Cannibals by Shinya Tanaka (Honford Star, £13.99) won the prestigious Akutagawa Prize in Japan, where it became a bestseller. Key to the novella’s tautness is the atmospheric riverside setting and the tight cast of characters. Seventeen-year-old Tama is having his first sexual relationship with Chigusa. He is close to his mother, who runs a fish shop and who wears a prosthetic hand because of a wartime accident. She is separated from Tama’s father, a mean and lascivious man who now lives with a new lover. The story is driven by Tama learning of his father’s arousal through sexual violence. His repulsion towards his father also becomes directed at himself, as he recognises the same dark influence in his own nascent sexuality.

The psychological dilemma within Tama plays out through a series of intense, if uncomfortable, scenes as he indulges his dark side, bringing him closer to the father he despises. The excellent translation by Kalau Almony maintains the tension beautifully as the story whirls in a vortex towards its skilfully rendered conclusion.

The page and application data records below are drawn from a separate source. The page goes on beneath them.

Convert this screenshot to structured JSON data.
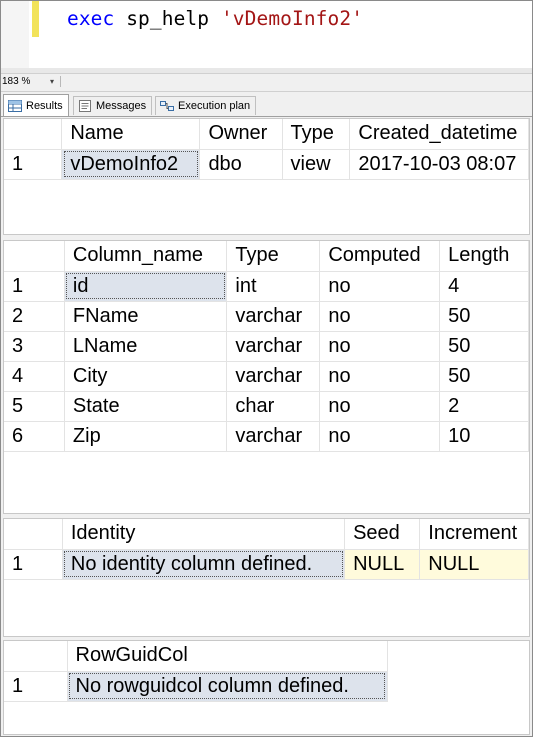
{
  "editor": {
    "keyword": "exec",
    "proc": "sp_help",
    "arg": "'vDemoInfo2'"
  },
  "zoom": {
    "value": "183 %"
  },
  "tabs": [
    {
      "label": "Results",
      "icon": "grid-icon"
    },
    {
      "label": "Messages",
      "icon": "message-icon"
    },
    {
      "label": "Execution plan",
      "icon": "execution-plan-icon"
    }
  ],
  "grid1": {
    "headers": [
      "Name",
      "Owner",
      "Type",
      "Created_datetime"
    ],
    "rows": [
      {
        "n": "1",
        "cells": [
          "vDemoInfo2",
          "dbo",
          "view",
          "2017-10-03 08:07"
        ]
      }
    ]
  },
  "grid2": {
    "headers": [
      "Column_name",
      "Type",
      "Computed",
      "Length"
    ],
    "rows": [
      {
        "n": "1",
        "cells": [
          "id",
          "int",
          "no",
          "4"
        ]
      },
      {
        "n": "2",
        "cells": [
          "FName",
          "varchar",
          "no",
          "50"
        ]
      },
      {
        "n": "3",
        "cells": [
          "LName",
          "varchar",
          "no",
          "50"
        ]
      },
      {
        "n": "4",
        "cells": [
          "City",
          "varchar",
          "no",
          "50"
        ]
      },
      {
        "n": "5",
        "cells": [
          "State",
          "char",
          "no",
          "2"
        ]
      },
      {
        "n": "6",
        "cells": [
          "Zip",
          "varchar",
          "no",
          "10"
        ]
      }
    ]
  },
  "grid3": {
    "headers": [
      "Identity",
      "Seed",
      "Increment"
    ],
    "rows": [
      {
        "n": "1",
        "cells": [
          "No identity column defined.",
          "NULL",
          "NULL"
        ]
      }
    ]
  },
  "grid4": {
    "headers": [
      "RowGuidCol"
    ],
    "rows": [
      {
        "n": "1",
        "cells": [
          "No rowguidcol column defined."
        ]
      }
    ]
  },
  "colors": {
    "keyword": "#0000ff",
    "string": "#a31515",
    "change_bar": "#f2e35a",
    "selected_cell": "#dde3ec",
    "null_cell": "#fffbdc"
  }
}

An impressive novella that shows Shinya Tanaka to be a quality writer capable of navigating difficult themes with intelligence and nuance.

In The Dark Side of Skin (Charco Press, £11.99), Brazilian writer Jeferson Tenório adroitly explores racism in the southern Brazilian city of Porto Alegre. Written in a claustrophobic second person point of view that ingeniously recreates the atmospheric pressure of living under racial prejudice, the book follows the narrator, Pedro, and the “invented truth” about his parents’ lives. The characters are depicted separately, highlighting their solitary experiences. Interestingly, there is no sense of black identity or community in the book – the characters don’t define themselves by their skin colour but are made so by their treatment in romantic relationships, the workplace and, most sharply, in police attitudes. In time, racism becomes as inescapable as the characters’ own skin. There is a concentrated seriousness about the book, and translator Bruna Dantas Lobato is thoughtful in conveying the particularities of racism in Brazil, as distinct from, say, the US.

There is a calm anger to this book, with the associated risk that the reader might sympathise sensitively but read as if an observer from a distance. It’s to the writer’s great credit then, that he creates such a vividly experiential novel, conveying a memorable story of powerful forlorn melancholy – “it doesn’t take long for your colour to seep through your body and determine the way you exist in the world.”

The Time of Cherries (Daunt Books, £10.99) by Montserrat Roig, is set in Spain in 1974, towards the end of the Franco regime. As a younger woman, Natàlia was active in the student protests with her idealist boyfriend, experiencing the lonely reality of a police cell, abortion, family conflict and estrangement, all of which pushed her away. On her return to Barcelona twelve years later, she finds the complex network of family and neighbourhood relations still intact, though it has evolved without her. Politics continues to provide the backdrop, with the recent state execution of 25-year-old anarchist Puig Antich, by garrotting, a dinner table talking point.

This is a free-flowing novel in which time period, subject matter, point of view, tone, can shift at any time. It is expansive yet intimate; it addresses serious subjects but is never overburdened by its scope; and it is fully flavoured – funny, human and poignant. Montserrat Roig is brilliant at setting a scene, whether in a prison cell, a sauna, at a Tupperware party or in an asylum. The translation by Julia Sanches is vibrant and inventive, and the introductory essay by Wendy Erskine is illuminating. A classic to add to your library.

Rónán Hession

Rónán Hession, a contributor to The Irish Times, is the author of Panenka and of Leonard and Hungry Paul